U.S. Classification166/344, 166/368, 166/365
International ClassificationE21B34/04
Cooperative ClassificationE21B34/04
European ClassificationE21B34/04
Legal Events
DateCodeEventDescription
Jul 11, 1995FPExpired due to failure to pay maintenance fee
Effective date: 19950503
Apr 30, 1995LAPSLapse for failure to pay maintenance fees
Dec 6, 1994REMIMaintenance fee reminder mailed

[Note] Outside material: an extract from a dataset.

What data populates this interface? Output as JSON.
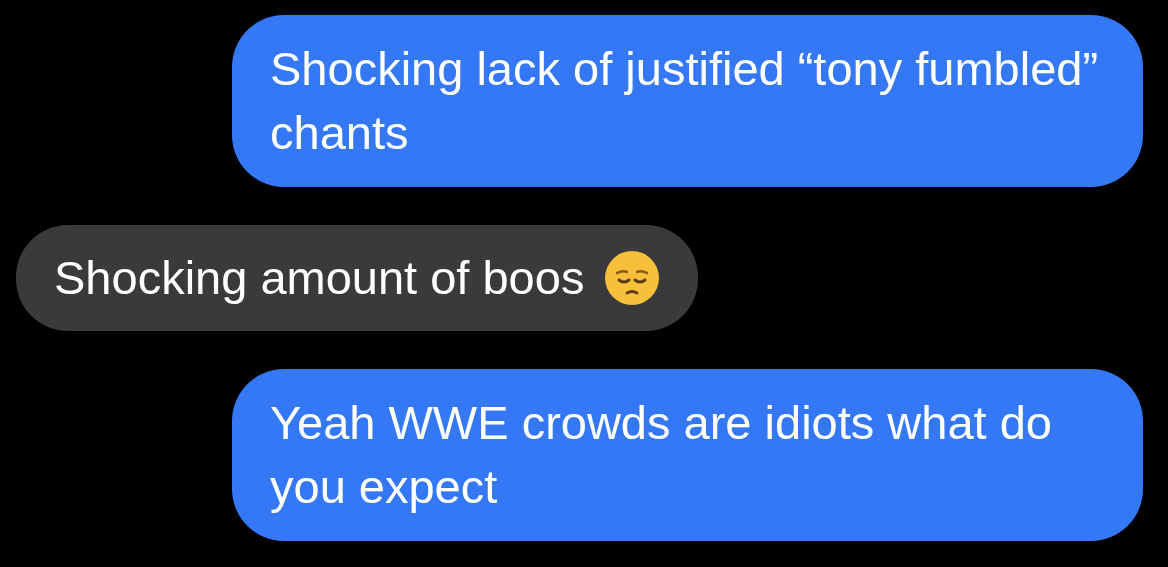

Jul 16, 1990ASAssignment
Owner name: EXXON PRODUCTION RESEARCH COMPANY, A CORP. OF DE,
Free format text: ASSIGNMENT OF ASSIGNORS INTEREST.;ASSIGNOR:BEDNAR, JOHN M.;REEL/FRAME:005377/0689
Effective date: 19900521
May 25, 1990ASAssignment
Owner name: EXXON PRODUCTION RESEARCH COMPANY, A CORP. OF DE
Free format text: ASSIGNMENT OF ASSIGNORS INTEREST.;ASSIGNOR:BEDNAR, JOHN M.;REEL/FRAME:005335/0089
Effective date: 19900521